→ **Your objective**:
Here are some records. Copy each one exactly.
Supplied information Start Marker
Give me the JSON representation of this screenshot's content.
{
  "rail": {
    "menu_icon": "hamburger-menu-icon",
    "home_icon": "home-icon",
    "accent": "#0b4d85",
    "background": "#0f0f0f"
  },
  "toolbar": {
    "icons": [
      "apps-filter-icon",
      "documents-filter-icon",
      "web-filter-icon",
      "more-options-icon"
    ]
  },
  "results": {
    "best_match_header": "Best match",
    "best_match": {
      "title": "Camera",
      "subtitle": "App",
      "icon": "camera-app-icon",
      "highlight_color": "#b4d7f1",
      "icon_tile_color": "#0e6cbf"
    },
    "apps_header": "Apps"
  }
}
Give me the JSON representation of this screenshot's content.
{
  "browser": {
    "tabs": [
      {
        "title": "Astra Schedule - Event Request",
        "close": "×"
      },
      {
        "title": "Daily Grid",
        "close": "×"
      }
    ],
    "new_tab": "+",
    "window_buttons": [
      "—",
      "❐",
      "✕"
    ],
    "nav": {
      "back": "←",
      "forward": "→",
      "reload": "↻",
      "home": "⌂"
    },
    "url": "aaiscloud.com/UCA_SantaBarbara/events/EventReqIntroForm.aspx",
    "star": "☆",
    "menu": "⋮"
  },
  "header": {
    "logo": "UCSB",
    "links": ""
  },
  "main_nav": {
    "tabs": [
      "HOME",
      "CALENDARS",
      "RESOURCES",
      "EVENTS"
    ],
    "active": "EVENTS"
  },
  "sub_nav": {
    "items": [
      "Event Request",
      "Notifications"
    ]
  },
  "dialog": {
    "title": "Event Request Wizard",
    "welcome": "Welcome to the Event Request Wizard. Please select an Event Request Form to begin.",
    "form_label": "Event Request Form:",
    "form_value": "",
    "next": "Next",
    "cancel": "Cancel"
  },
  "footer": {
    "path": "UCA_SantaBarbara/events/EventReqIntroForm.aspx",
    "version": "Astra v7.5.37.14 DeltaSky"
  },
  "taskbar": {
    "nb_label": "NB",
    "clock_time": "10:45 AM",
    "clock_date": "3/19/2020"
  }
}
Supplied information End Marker
→ **Output below**:
Give me the JSON representation of this screenshot's content.
{
  "rail": {
    "menu_icon": "hamburger-menu-icon",
    "home_icon": "home-icon",
    "accent": "#0b4d85",
    "background": "#0f0f0f"
  },
  "toolbar": {
    "icons": [
      "apps-filter-icon",
      "documents-filter-icon",
      "web-filter-icon",
      "more-options-icon"
    ]
  },
  "results": {
    "best_match_header": "Best match",
    "best_match": {
      "title": "Camera",
      "subtitle": "App",
      "icon": "camera-app-icon",
      "highlight_color": "#b4d7f1",
      "icon_tile_color": "#0e6cbf"
    },
    "apps_header": "Apps"
  }
}
Give me the JSON representation of this screenshot's content.
{
  "browser": {
    "tabs": [
      {
        "title": "Astra Schedule - Event Request",
        "close": "×"
      },
      {
        "title": "Daily Grid",
        "close": "×"
      }
    ],
    "new_tab": "+",
    "window_buttons": [
      "—",
      "❐",
      "✕"
    ],
    "nav": {
      "back": "←",
      "forward": "→",
      "reload": "↻",
      "home": "⌂"
    },
    "url": "aaiscloud.com/UCA_SantaBarbara/events/EventReqIntroForm.aspx",
    "star": "☆",
    "menu": "⋮"
  },
  "header": {
    "logo": "UCSB",
    "links": ""
  },
  "main_nav": {
    "tabs": [
      "HOME",
      "CALENDARS",
      "RESOURCES",
      "EVENTS"
    ],
    "active": "EVENTS"
  },
  "sub_nav": {
    "items": [
      "Event Request",
      "Notifications"
    ]
  },
  "dialog": {
    "title": "Event Request Wizard",
    "welcome": "Welcome to the Event Request Wizard. Please select an Event Request Form to begin.",
    "form_label": "Event Request Form:",
    "form_value": "",
    "next": "Next",
    "cancel": "Cancel"
  },
  "footer": {
    "path": "UCA_SantaBarbara/events/EventReqIntroForm.aspx",
    "version": "Astra v7.5.37.14 DeltaSky"
  },
  "taskbar": {
    "nb_label": "NB",
    "clock_time": "10:45 AM",
    "clock_date": "3/19/2020"
  }
}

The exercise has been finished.